(RECORDS SHOWN)

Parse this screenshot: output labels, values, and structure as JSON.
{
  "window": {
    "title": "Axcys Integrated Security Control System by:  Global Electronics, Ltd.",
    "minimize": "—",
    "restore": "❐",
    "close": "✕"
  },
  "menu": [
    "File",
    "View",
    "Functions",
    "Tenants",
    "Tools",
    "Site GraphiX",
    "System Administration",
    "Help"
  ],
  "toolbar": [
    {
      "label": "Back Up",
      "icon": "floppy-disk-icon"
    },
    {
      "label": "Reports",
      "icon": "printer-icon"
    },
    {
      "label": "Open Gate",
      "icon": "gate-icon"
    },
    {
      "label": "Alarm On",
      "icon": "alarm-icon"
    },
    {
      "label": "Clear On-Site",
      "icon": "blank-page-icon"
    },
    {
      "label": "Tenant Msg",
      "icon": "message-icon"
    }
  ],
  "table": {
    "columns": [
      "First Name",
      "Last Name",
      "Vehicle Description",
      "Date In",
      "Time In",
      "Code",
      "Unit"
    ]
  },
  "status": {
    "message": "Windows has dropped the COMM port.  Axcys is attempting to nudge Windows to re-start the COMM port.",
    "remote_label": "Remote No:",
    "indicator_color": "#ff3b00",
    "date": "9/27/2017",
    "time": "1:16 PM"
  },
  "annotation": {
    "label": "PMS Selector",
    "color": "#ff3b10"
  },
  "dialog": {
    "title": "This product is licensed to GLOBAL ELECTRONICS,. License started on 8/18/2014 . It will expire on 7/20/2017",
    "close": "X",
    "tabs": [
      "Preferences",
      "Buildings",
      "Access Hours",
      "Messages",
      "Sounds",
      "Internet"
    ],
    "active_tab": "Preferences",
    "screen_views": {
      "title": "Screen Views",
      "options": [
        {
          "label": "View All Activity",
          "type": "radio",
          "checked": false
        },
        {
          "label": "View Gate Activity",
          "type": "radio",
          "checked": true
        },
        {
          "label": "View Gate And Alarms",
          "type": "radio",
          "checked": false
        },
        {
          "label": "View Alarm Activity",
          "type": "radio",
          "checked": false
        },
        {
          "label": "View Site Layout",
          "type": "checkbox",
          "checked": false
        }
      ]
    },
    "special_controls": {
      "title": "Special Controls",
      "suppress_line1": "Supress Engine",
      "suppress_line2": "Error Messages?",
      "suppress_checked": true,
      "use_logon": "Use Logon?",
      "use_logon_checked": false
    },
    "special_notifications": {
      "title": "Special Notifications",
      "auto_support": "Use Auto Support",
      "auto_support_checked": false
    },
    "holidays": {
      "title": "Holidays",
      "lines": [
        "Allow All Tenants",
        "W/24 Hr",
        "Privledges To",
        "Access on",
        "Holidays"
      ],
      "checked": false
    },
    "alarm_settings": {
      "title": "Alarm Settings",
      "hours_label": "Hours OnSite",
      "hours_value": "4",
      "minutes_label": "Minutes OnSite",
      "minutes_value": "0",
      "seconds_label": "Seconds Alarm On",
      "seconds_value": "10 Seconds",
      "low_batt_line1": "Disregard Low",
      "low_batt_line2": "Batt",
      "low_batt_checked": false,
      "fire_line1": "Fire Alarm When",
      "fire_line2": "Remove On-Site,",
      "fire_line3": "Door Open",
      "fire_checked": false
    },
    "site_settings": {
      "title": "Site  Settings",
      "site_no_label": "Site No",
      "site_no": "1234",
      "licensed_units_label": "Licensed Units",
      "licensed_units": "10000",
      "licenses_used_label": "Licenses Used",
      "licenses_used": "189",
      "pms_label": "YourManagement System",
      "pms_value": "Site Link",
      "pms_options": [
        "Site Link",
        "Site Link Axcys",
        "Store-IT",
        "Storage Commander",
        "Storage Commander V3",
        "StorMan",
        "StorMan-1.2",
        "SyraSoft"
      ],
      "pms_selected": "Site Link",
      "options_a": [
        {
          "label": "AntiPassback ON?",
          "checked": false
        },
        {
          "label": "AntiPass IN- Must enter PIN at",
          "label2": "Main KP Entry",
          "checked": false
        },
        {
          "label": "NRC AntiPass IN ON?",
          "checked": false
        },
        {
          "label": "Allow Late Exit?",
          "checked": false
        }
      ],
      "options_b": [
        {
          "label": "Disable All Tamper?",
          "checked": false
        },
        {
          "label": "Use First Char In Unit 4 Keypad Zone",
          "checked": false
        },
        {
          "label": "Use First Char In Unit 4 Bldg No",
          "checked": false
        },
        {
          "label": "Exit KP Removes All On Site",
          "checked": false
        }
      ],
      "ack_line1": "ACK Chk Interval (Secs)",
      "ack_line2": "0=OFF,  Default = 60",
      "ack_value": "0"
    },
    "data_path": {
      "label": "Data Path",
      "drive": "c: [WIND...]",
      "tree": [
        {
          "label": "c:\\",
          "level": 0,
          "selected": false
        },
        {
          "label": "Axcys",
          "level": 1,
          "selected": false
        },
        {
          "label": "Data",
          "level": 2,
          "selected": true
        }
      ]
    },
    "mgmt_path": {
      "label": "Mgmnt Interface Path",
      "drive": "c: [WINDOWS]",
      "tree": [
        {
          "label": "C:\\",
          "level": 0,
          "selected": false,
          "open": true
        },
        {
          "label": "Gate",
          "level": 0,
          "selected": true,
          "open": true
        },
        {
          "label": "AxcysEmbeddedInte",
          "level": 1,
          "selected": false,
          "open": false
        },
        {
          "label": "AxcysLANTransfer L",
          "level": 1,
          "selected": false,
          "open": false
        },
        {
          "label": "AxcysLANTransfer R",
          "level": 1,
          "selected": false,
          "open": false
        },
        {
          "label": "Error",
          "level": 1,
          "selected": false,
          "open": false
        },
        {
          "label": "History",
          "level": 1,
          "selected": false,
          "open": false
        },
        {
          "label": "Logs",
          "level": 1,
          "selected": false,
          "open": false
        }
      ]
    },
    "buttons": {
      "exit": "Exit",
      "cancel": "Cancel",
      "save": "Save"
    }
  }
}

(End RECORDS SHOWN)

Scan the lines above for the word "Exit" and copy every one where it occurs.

▶ _SOLVED EXERCISE_:
          "label": "Allow Late Exit?",
          "label": "Exit KP Removes All On Site",
      "exit": "Exit",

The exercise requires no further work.